Collect all lines from the records below that include the word "logo".

=== Section Start ===

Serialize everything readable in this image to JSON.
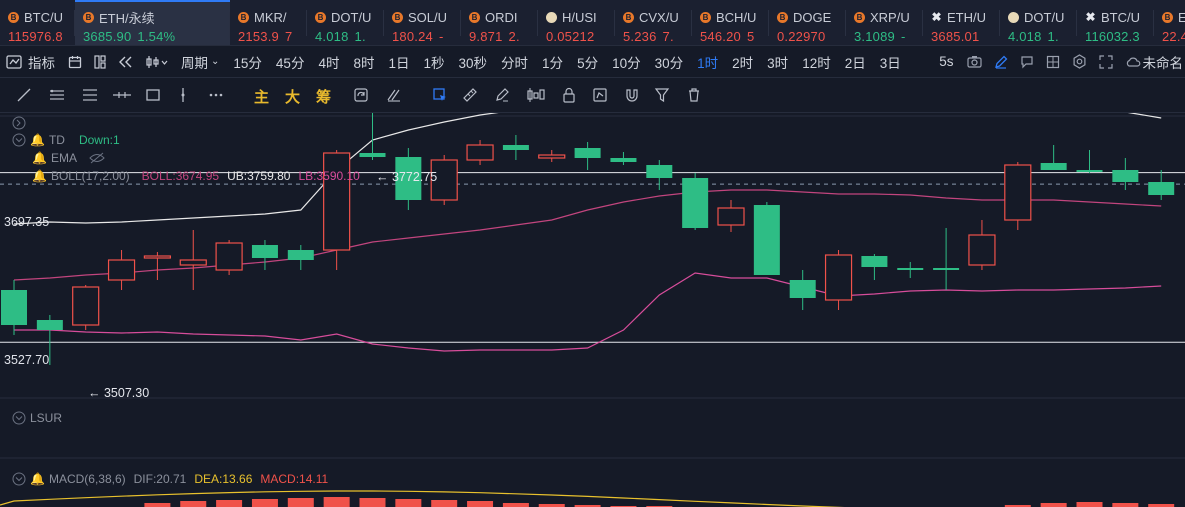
{
  "ticker": [
    {
      "symbol": "BTC/U",
      "price": "115976.8",
      "change": "",
      "dir": "dn",
      "icon": "coin-dot-icon"
    },
    {
      "symbol": "ETH/永续",
      "price": "3685.90",
      "change": "1.54%",
      "dir": "up",
      "icon": "coin-dot-icon",
      "active": true
    },
    {
      "symbol": "MKR/",
      "price": "2153.9",
      "change": "7",
      "dir": "dn",
      "icon": "coin-dot-icon"
    },
    {
      "symbol": "DOT/U",
      "price": "4.018",
      "change": "1.",
      "dir": "up",
      "icon": "coin-dot-icon"
    },
    {
      "symbol": "SOL/U",
      "price": "180.24",
      "change": "-",
      "dir": "dn",
      "icon": "coin-dot-icon"
    },
    {
      "symbol": "ORDI",
      "price": "9.871",
      "change": "2.",
      "dir": "dn",
      "icon": "coin-dot-icon"
    },
    {
      "symbol": "H/USI",
      "price": "0.05212",
      "change": "",
      "dir": "dn",
      "icon": "coin-light-icon"
    },
    {
      "symbol": "CVX/U",
      "price": "5.236",
      "change": "7.",
      "dir": "dn",
      "icon": "coin-dot-icon"
    },
    {
      "symbol": "BCH/U",
      "price": "546.20",
      "change": "5",
      "dir": "dn",
      "icon": "coin-dot-icon"
    },
    {
      "symbol": "DOGE",
      "price": "0.22970",
      "change": "",
      "dir": "dn",
      "icon": "coin-dot-icon"
    },
    {
      "symbol": "XRP/U",
      "price": "3.1089",
      "change": "-",
      "dir": "up",
      "icon": "coin-dot-icon"
    },
    {
      "symbol": "ETH/U",
      "price": "3685.01",
      "change": "",
      "dir": "dn",
      "icon": "exchange-x-icon"
    },
    {
      "symbol": "DOT/U",
      "price": "4.018",
      "change": "1.",
      "dir": "up",
      "icon": "coin-light-icon"
    },
    {
      "symbol": "BTC/U",
      "price": "116032.3",
      "change": "",
      "dir": "up",
      "icon": "exchange-x-icon"
    },
    {
      "symbol": "ETC/L",
      "price": "22.468",
      "change": "0",
      "dir": "dn",
      "icon": "coin-dot-icon"
    }
  ],
  "toolbar": {
    "indicators_label": "指标",
    "period_label": "周期",
    "periods": [
      "15分",
      "45分",
      "4时",
      "8时",
      "1日",
      "1秒",
      "30秒",
      "分时",
      "1分",
      "5分",
      "10分",
      "30分",
      "1时",
      "2时",
      "3时",
      "12时",
      "2日",
      "3日"
    ],
    "selected_period": "1时",
    "right_interval": "5s",
    "layout_name": "未命名"
  },
  "drawbar": {
    "main_label": "主",
    "big_label": "大",
    "chip_label": "筹"
  },
  "chart_data": [
    {
      "type": "candlestick",
      "title": "ETH/永续 1时",
      "ylim": [
        3490,
        3790
      ],
      "price_labels": {
        "upper": "3697.35",
        "lower": "3527.70"
      },
      "annotations": {
        "high": "3772.75",
        "low": "3507.30"
      },
      "x": [
        1,
        2,
        3,
        4,
        5,
        6,
        7,
        8,
        9,
        10,
        11,
        12,
        13,
        14,
        15,
        16,
        17,
        18,
        19,
        20,
        21,
        22,
        23,
        24,
        25,
        26,
        27,
        28,
        29,
        30,
        31,
        32,
        33
      ],
      "ohlc": [
        [
          3580,
          3590,
          3535,
          3545
        ],
        [
          3550,
          3555,
          3505,
          3540
        ],
        [
          3545,
          3585,
          3540,
          3583
        ],
        [
          3590,
          3620,
          3580,
          3610
        ],
        [
          3612,
          3618,
          3590,
          3614
        ],
        [
          3605,
          3640,
          3580,
          3610
        ],
        [
          3600,
          3630,
          3595,
          3627
        ],
        [
          3625,
          3630,
          3600,
          3612
        ],
        [
          3620,
          3625,
          3600,
          3610
        ],
        [
          3620,
          3720,
          3600,
          3717
        ],
        [
          3717,
          3773,
          3710,
          3713
        ],
        [
          3713,
          3722,
          3660,
          3670
        ],
        [
          3670,
          3715,
          3665,
          3710
        ],
        [
          3710,
          3730,
          3705,
          3725
        ],
        [
          3725,
          3735,
          3710,
          3720
        ],
        [
          3712,
          3720,
          3708,
          3715
        ],
        [
          3722,
          3728,
          3700,
          3712
        ],
        [
          3712,
          3718,
          3705,
          3708
        ],
        [
          3705,
          3710,
          3680,
          3692
        ],
        [
          3692,
          3697,
          3640,
          3642
        ],
        [
          3645,
          3670,
          3638,
          3662
        ],
        [
          3665,
          3668,
          3595,
          3595
        ],
        [
          3590,
          3600,
          3560,
          3572
        ],
        [
          3570,
          3620,
          3560,
          3615
        ],
        [
          3614,
          3616,
          3590,
          3603
        ],
        [
          3602,
          3608,
          3592,
          3600
        ],
        [
          3602,
          3642,
          3580,
          3600
        ],
        [
          3605,
          3650,
          3600,
          3635
        ],
        [
          3650,
          3708,
          3640,
          3705
        ],
        [
          3707,
          3725,
          3700,
          3700
        ],
        [
          3700,
          3720,
          3697,
          3698
        ],
        [
          3700,
          3712,
          3680,
          3688
        ],
        [
          3688,
          3700,
          3670,
          3675
        ]
      ],
      "indicators": {
        "td": {
          "label": "TD",
          "value_label": "Down:1"
        },
        "ema": {
          "label": "EMA"
        },
        "boll": {
          "label": "BOLL(17,2.00)",
          "boll_label": "BOLL:3674.95",
          "ub_label": "UB:3759.80",
          "lb_label": "LB:3590.10",
          "ub": [
            3646,
            3648,
            3647,
            3648,
            3650,
            3652,
            3654,
            3656,
            3660,
            3700,
            3730,
            3740,
            3748,
            3755,
            3760,
            3768,
            3775,
            3778,
            3778,
            3775,
            3770,
            3768,
            3765,
            3762,
            3760,
            3760,
            3760,
            3760,
            3758,
            3762,
            3762,
            3758,
            3752
          ],
          "mid": [
            3590,
            3592,
            3595,
            3597,
            3600,
            3602,
            3605,
            3608,
            3612,
            3620,
            3628,
            3632,
            3636,
            3640,
            3645,
            3650,
            3660,
            3668,
            3674,
            3678,
            3680,
            3680,
            3678,
            3676,
            3676,
            3675,
            3672,
            3670,
            3670,
            3670,
            3668,
            3666,
            3664
          ],
          "lb": [
            3540,
            3540,
            3538,
            3537,
            3538,
            3536,
            3535,
            3534,
            3530,
            3536,
            3526,
            3522,
            3519,
            3520,
            3520,
            3520,
            3522,
            3540,
            3575,
            3597,
            3592,
            3592,
            3583,
            3574,
            3576,
            3579,
            3580,
            3579,
            3580,
            3580,
            3581,
            3582,
            3584
          ]
        },
        "lsur": {
          "label": "LSUR"
        },
        "macd": {
          "label": "MACD(6,38,6)",
          "dif_label": "DIF:20.71",
          "dea_label": "DEA:13.66",
          "macd_label": "MACD:14.11"
        }
      }
    }
  ],
  "colors": {
    "up": "#2ebd85",
    "down": "#f0524a",
    "accent": "#2f7bf6",
    "bg": "#151a27"
  }
}
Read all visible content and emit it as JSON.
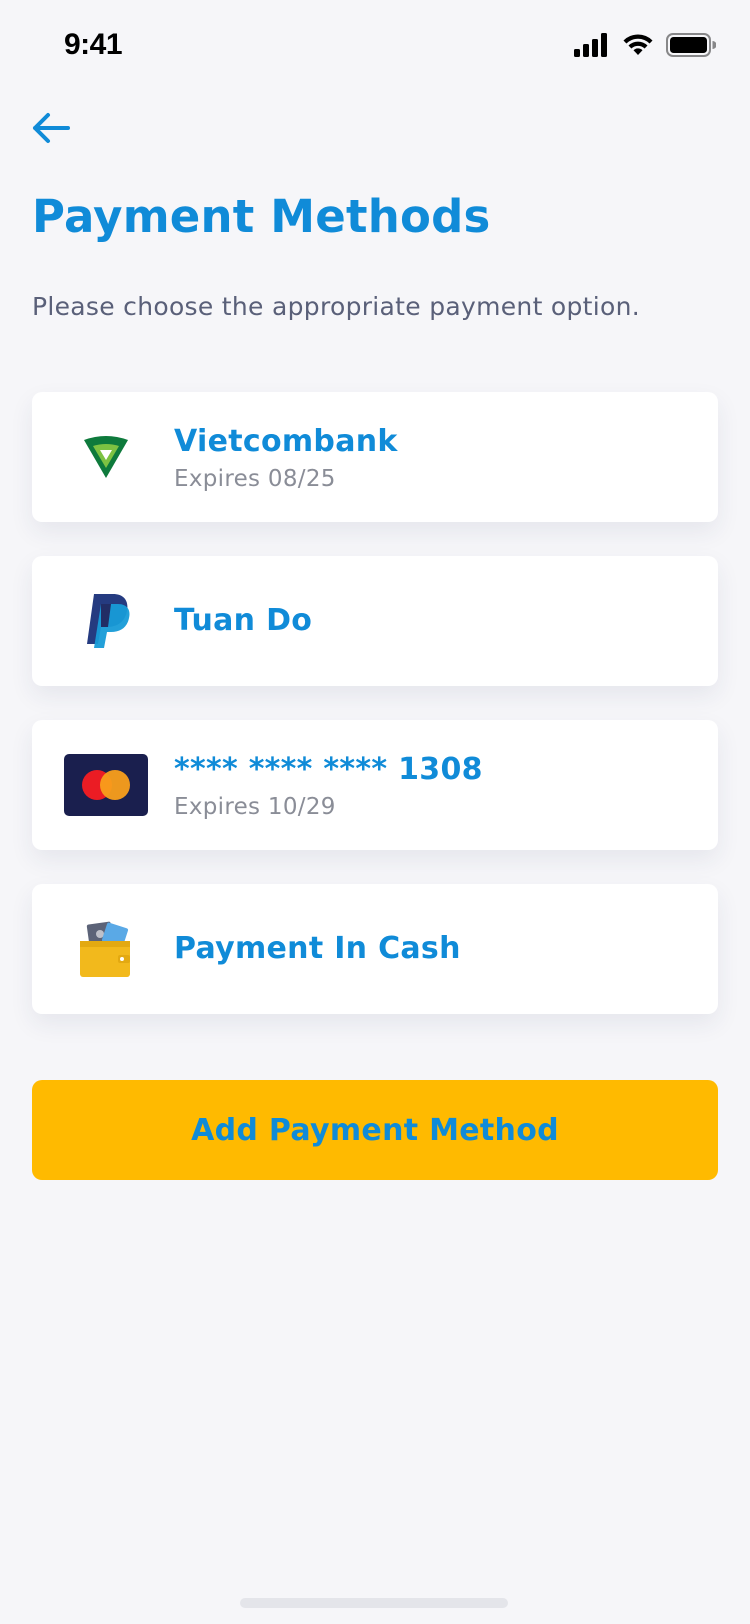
{
  "status_bar": {
    "time": "9:41",
    "icons": [
      "signal-icon",
      "wifi-icon",
      "battery-icon"
    ]
  },
  "header": {
    "back_icon": "arrow-left-icon",
    "title": "Payment Methods",
    "subtitle": "Please choose the appropriate payment option."
  },
  "methods": [
    {
      "name": "Vietcombank",
      "detail": "Expires 08/25",
      "icon": "vietcombank-logo-icon"
    },
    {
      "name": "Tuan Do",
      "detail": "",
      "icon": "paypal-logo-icon"
    },
    {
      "name": "**** **** **** 1308",
      "detail": "Expires 10/29",
      "icon": "mastercard-logo-icon"
    },
    {
      "name": "Payment In Cash",
      "detail": "",
      "icon": "cash-wallet-icon"
    }
  ],
  "actions": {
    "add_label": "Add Payment Method"
  },
  "colors": {
    "accent": "#108bd8",
    "button": "#ffba00",
    "background": "#f6f6f9",
    "subtitle": "#5a6079",
    "muted": "#8a8d97"
  }
}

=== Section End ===

* [ANSWER TO THE PROBLEM]
      "icon": "vietcombank-logo-icon"
      "icon": "paypal-logo-icon"
      "icon": "mastercard-logo-icon"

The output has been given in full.